user. The view and pdf actions both take three parameters. The first of these is the ID of the target profile. To improve readability, these have been replaced by friendID
(representing the ID of the friend’s profile), and otherID
(representing the ID of the nonfriend’s profile). The second parameter represents whether the target profile is a friend or not. This appears as name
if the target profile is a friend and OUT_OF_NETWORK
if they are not. The third parameter is a pseudorandom authentication token.
otherID
in Fig. 6), they could replace the value of the second parameter (OUT_OF_NETWORK
) with name
. This caused the server to generate a link to the full detailed PDF file and a valid authentication token (4zoF
) which could then be manually inserted as the third argument on a second run to view the full profile online.free
user were published in [20], but the written description of the paid
user functionality was sufficient to infer traces of what would happen if a paid user had attempted the same process. Traces involving the paid
user were added as a means of inserting a differential between free and paid users; however, due to the vulnerability of the LinkedIn system, these traces did not affect the inferred EFSM beyond an additional login transition.
free
user, they should never be able to get the pdf
action to output the detailed report for users who are not their friend”.friendID
and otherID
, this becomes the requirement that after logging in as free
, the pdf action called with the input otherID
should not output detailed_pdf_of_otherID
. Fig. 7 shows this as an Isabelle lemma using the LTL definitions from Sect. 4.
[“detailed_pdf_of_otherID”]
. Unfolding the definition of pdf2
reveals the contradiction since this is exactly its output. This brings the proof state to False
, which reveals that the lemma in Fig. 7 is untrue and that there is a flaw in the system, but is too far removed from the original property to provide much insight into how this flaw might either be fixed by the system administrator or exploited by malicious individuals.
free

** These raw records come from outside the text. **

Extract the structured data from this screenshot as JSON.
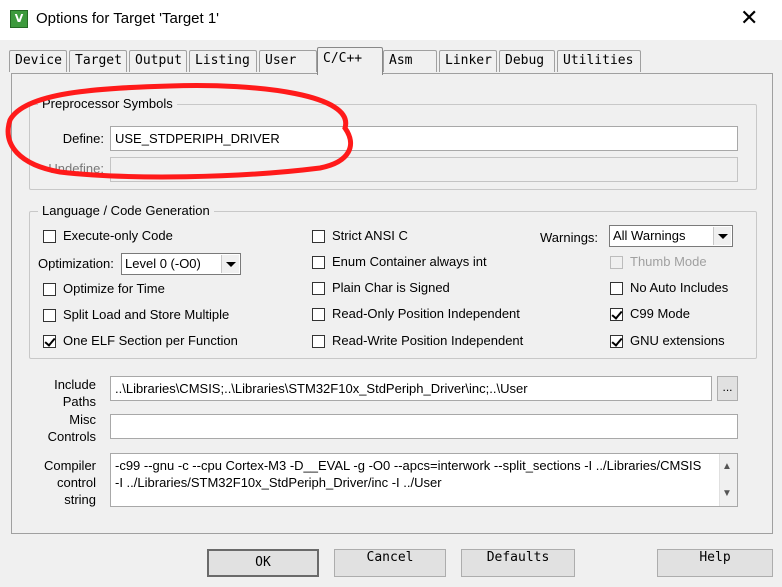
{
  "window": {
    "title": "Options for Target 'Target 1'",
    "close_glyph": "✕"
  },
  "tabs": [
    {
      "label": "Device"
    },
    {
      "label": "Target"
    },
    {
      "label": "Output"
    },
    {
      "label": "Listing"
    },
    {
      "label": "User"
    },
    {
      "label": "C/C++"
    },
    {
      "label": "Asm"
    },
    {
      "label": "Linker"
    },
    {
      "label": "Debug"
    },
    {
      "label": "Utilities"
    }
  ],
  "active_tab": "C/C++",
  "preprocessor": {
    "title": "Preprocessor Symbols",
    "define_label": "Define:",
    "define_value": "USE_STDPERIPH_DRIVER",
    "undefine_label": "Undefine:",
    "undefine_value": ""
  },
  "language": {
    "title": "Language / Code Generation",
    "execute_only": {
      "label": "Execute-only Code",
      "checked": false
    },
    "optimization_label": "Optimization:",
    "optimization_value": "Level 0 (-O0)",
    "optimize_time": {
      "label": "Optimize for Time",
      "checked": false
    },
    "split_load": {
      "label": "Split Load and Store Multiple",
      "checked": false
    },
    "one_elf": {
      "label": "One ELF Section per Function",
      "checked": true
    },
    "strict_ansi": {
      "label": "Strict ANSI C",
      "checked": false
    },
    "enum_int": {
      "label": "Enum Container always int",
      "checked": false
    },
    "plain_char": {
      "label": "Plain Char is Signed",
      "checked": false
    },
    "ro_pi": {
      "label": "Read-Only Position Independent",
      "checked": false
    },
    "rw_pi": {
      "label": "Read-Write Position Independent",
      "checked": false
    },
    "warnings_label": "Warnings:",
    "warnings_value": "All Warnings",
    "thumb_mode": {
      "label": "Thumb Mode",
      "checked": false,
      "disabled": true
    },
    "no_auto_includes": {
      "label": "No Auto Includes",
      "checked": false
    },
    "c99": {
      "label": "C99 Mode",
      "checked": true
    },
    "gnu_ext": {
      "label": "GNU extensions",
      "checked": true
    }
  },
  "include": {
    "label_1": "Include",
    "label_2": "Paths",
    "value": "..\\Libraries\\CMSIS;..\\Libraries\\STM32F10x_StdPeriph_Driver\\inc;..\\User",
    "browse_label": "..."
  },
  "misc": {
    "label_1": "Misc",
    "label_2": "Controls",
    "value": ""
  },
  "compiler": {
    "label_1": "Compiler",
    "label_2": "control",
    "label_3": "string",
    "line_1": "-c99 --gnu -c --cpu Cortex-M3 -D__EVAL -g -O0 --apcs=interwork --split_sections -I ../Libraries/CMSIS",
    "line_2": "-I ../Libraries/STM32F10x_StdPeriph_Driver/inc -I ../User"
  },
  "buttons": {
    "ok": "OK",
    "cancel": "Cancel",
    "defaults": "Defaults",
    "help": "Help"
  },
  "colors": {
    "annotation": "#ff1a1a",
    "app_icon": "#3d9a3d"
  }
}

. Next, they call the view action with the parameters otherID
, name
, and MNn5
. This takes the model into state \(s_6\) in Fig. 6, from which the pdf action can be called with the same parameters to obtain the detailed PDF of the other user’s profile.paid

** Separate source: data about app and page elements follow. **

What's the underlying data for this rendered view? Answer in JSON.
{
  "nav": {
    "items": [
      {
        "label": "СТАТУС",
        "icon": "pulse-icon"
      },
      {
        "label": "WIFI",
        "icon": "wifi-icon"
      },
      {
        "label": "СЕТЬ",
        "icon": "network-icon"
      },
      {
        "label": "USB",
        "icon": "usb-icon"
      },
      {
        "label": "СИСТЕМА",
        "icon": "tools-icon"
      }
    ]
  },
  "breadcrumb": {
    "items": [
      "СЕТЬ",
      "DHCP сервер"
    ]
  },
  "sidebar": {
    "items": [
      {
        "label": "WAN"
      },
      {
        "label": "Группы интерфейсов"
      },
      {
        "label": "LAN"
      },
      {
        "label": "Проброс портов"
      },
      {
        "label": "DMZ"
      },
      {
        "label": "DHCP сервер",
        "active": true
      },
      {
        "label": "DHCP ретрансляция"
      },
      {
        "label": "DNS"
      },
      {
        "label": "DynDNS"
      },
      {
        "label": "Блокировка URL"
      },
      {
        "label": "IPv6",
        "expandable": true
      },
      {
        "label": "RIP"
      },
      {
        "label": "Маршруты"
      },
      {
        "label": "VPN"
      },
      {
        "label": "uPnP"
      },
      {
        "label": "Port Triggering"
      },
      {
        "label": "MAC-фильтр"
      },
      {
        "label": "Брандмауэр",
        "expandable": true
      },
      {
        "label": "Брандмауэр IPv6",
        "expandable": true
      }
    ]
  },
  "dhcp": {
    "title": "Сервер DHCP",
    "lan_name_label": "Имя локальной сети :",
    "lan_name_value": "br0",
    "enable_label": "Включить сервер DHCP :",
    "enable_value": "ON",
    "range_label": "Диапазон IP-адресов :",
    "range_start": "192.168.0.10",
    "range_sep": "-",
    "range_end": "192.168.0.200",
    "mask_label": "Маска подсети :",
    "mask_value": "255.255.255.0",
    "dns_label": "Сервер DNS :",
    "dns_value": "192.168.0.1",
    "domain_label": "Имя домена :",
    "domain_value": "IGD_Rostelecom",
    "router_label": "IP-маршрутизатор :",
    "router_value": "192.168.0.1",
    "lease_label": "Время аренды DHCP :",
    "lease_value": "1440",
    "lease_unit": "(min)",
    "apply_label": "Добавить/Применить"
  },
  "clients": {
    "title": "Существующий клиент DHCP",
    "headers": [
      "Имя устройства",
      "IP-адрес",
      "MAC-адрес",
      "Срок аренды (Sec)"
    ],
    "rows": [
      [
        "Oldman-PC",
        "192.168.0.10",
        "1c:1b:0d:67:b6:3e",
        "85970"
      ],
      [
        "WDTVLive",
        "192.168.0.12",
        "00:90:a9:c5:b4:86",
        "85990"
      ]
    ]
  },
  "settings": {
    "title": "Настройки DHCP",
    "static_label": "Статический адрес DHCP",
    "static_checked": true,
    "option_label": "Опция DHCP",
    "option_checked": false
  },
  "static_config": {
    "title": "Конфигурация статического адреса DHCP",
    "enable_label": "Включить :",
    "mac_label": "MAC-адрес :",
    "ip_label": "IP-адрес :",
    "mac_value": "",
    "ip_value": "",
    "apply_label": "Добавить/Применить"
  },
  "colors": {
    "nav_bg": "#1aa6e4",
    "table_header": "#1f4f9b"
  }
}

or free
, and checked this in the guard expressions of view and pdf transitions. The attempted attack now moves the system to the state from which only the summary_pdf_of_otherID
output can be produced by the pdf action. As mentioned in Sect. 5.3, the use of DOT to visualise this change was useful here.proved

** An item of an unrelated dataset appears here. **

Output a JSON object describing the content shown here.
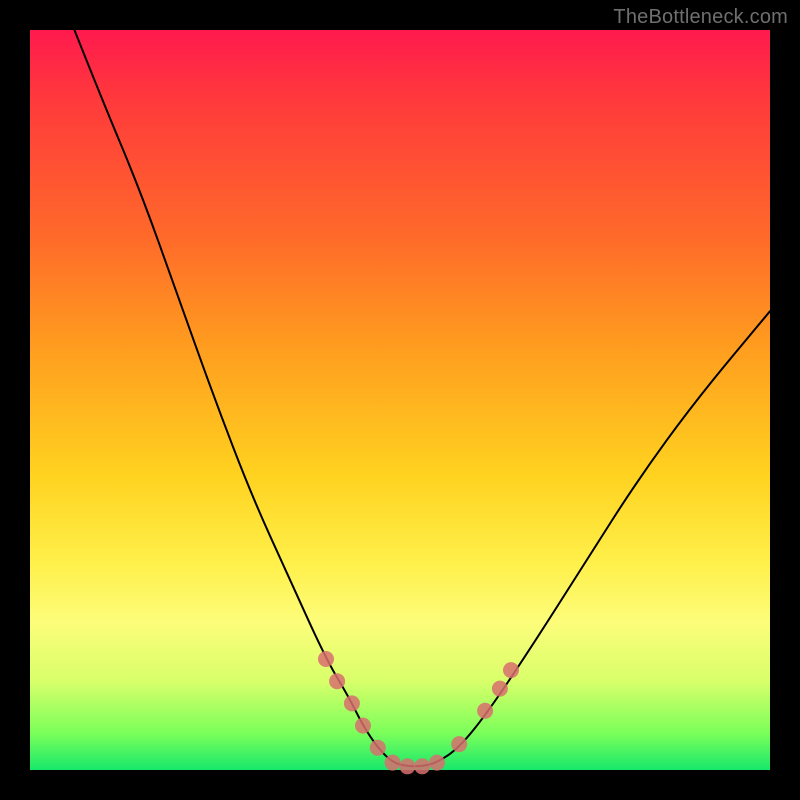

. This provides some level of assurance that our desired property holds, but is not conclusive proof. As discussed in Sect. 2, we can only use SAL to check a finite subset of transition inputs. For the strongest possible assurance, we use our tool to translate our modified SAL back to Isabelle and prove the property there, as shown in Fig. 9.6.2 Lift controller
down43  
down43Stop  
up34Stop  
down32  
down32Stop  
up23  
up23Stop  
down21Stop  
up12  
up12Stop 
proved
. The outer globally operator states that the property must hold true throughout the entire execution of the model. The inner predicate states that if eventually there is a next state in which we successfully open the doors, this does not occur until either the label is motorstop or the output is
. It is this second disjunct which is the key, since this exploits the fact that, when we open the doors, the outputs are the current floor n and the string
. We could make this more explicit by writing
instead, but this does not affect the validity of the property since opendoors is the only transition which could ever produce this output.arbitrary
keyword to achieve this, the coinduction package is still very new and lacks this infrastructure. Phrasing our property as in Fig. 12 is a workaround for this.7 Discussion
7.1 Correctness of translations
check_exp
function, and these translatable features are an important contribution of this work.nitpick
, produces counterexamples for conventional Isabelle theorems that are then automatically checked by the proof assistant. While this automatic checking of counter examples is not currently implemented for our translation system, it would be quite possible and is left for future work.7.2 Scalability
arbitrary
.